Access and Account Maintenance
The Application Security Office processes requests for access to Administrative Computer Systems. Please submit the appropriate form found on the Account Action Forms web page to obtain an account.
Passwords are specific to the user and are not to be shared. If a co-worker requires access to a system to act as backup, please request an account using the appropriate forms on the Account Action Forms web page or contact the ASO for instructions.
- Choose passwords that are at least 8 characters long; using upper case, lower case, numbers, and special characters such as #, !, ^,+,~,[,],?.
- Do not use your username or names of relatives or pets.

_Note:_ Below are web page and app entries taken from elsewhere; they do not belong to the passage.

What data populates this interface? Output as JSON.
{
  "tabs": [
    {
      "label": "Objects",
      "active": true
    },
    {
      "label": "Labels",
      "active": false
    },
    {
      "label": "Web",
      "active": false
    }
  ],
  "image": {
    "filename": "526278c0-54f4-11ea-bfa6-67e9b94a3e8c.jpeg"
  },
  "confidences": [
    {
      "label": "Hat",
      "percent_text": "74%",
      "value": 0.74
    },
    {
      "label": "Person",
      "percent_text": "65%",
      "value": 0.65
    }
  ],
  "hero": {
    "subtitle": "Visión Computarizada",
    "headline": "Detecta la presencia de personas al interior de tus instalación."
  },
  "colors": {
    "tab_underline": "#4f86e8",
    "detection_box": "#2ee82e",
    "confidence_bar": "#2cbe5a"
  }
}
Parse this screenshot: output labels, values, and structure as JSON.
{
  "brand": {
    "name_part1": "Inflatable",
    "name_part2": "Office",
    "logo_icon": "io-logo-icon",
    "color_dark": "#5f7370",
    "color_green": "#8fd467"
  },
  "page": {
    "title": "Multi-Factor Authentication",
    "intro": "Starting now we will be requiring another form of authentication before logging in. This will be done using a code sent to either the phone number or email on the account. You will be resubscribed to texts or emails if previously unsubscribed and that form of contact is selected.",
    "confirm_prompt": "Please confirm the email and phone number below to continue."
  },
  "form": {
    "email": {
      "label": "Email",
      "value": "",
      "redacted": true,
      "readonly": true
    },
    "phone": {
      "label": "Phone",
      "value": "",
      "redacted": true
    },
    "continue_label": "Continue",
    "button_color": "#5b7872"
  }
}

- Avoid using dictionary words. Make up a word or phrase you can remember.
- Do NOT click the “Remember this password on next log in” option in your browser.
- Change your passwords frequently. Every 90 days is recommended.
- To reset PIStOL or HRMS password please call the IT Help Desk (766-4357, option 1).
- To reset Advance or Banner passwords please call the Application Security Office at 766-5747.
Please do not email passwords.
In most cases your password will be reset at your request and you will receive a confirmation email that the password has been changed. If you don't receive the confirmation email, please contact the ASO.
If you transfer to another department on campus your access may not follow you to your new position. The supervisor from your new department needs to fill out the forms on the ASO web page to request that your accounts be transferred to your new position.
Data Security and Handling
Our Administrative systems contain sensitive and Personally Identifiable Information (PII).Access to these systems should not be taken lightly.
What is Personally Identifiable Information or PII?
Examples of PII Data
The following list contains examples of information that may be
- Name, such as full name, maiden name, mother's maiden name, or alias
- Personal identification number, such as social security number (SSN), passport number, driver‘s license number, taxpayer identification number, patient identification number, and financial account or credit card number
- Address information, such as street address or email address
- Asset information, such as Internet Protocol (IP) or Media Access Control (MAC) address or other host-specific persistent static identifier that consistently links to a particular person or small, well-defined group of people
- Telephone numbers, including mobile, business, and personal numbers
- Personal characteristics, including photographic image (especially of face or other distinguishing characteristic), x-rays, fingerprints, or other biometric image or template data (e.g., retina scan, voice signature, facial geometry)
- Information identifying personally owned property, such as vehicle registration number or title number and related information
- Information about an individual that is linked or linkable to one of the above (e.g., date of birth, place of birth, race, religion, weight, activities, geographical indicators, employment information, medical information, education information, financial information).
- Below are a few guidelines that will help in the protection of Personally Identifiable Information:
- Do not send un-encrypted sensitive data via email
- Avoid copying or downloading PII from the University’s administrative systems to your desktop computer, web server, PDA, laptop, Blackberry, iPhone, SmartPhone, USB Drive, or other storage media unless absolutely required and encrypted.
- Never download or copy Personally Identifiable Information to your home computer.
- Periodically delete temporary Internet files, cookies, and history files from your Browser
- If there are no other viable alternatives to copying or downloading data from administrative systems, then additional security controls must be implemented. Below are some suggested recommendations.
- Remove the confidential part of the information from the data
- Store the data on the U: drive rather than on your C: drive of your local computer
- Password protect data
- Physically protect devices that can be easily moved such as SmartPhones or Laptops by locking in a secure area
For more information on keeping PII secure
You can access the NIST (National Institute of Standards and Technology) Guide to Protecting the Confidentiality of Personally Identifiable Information (PII) at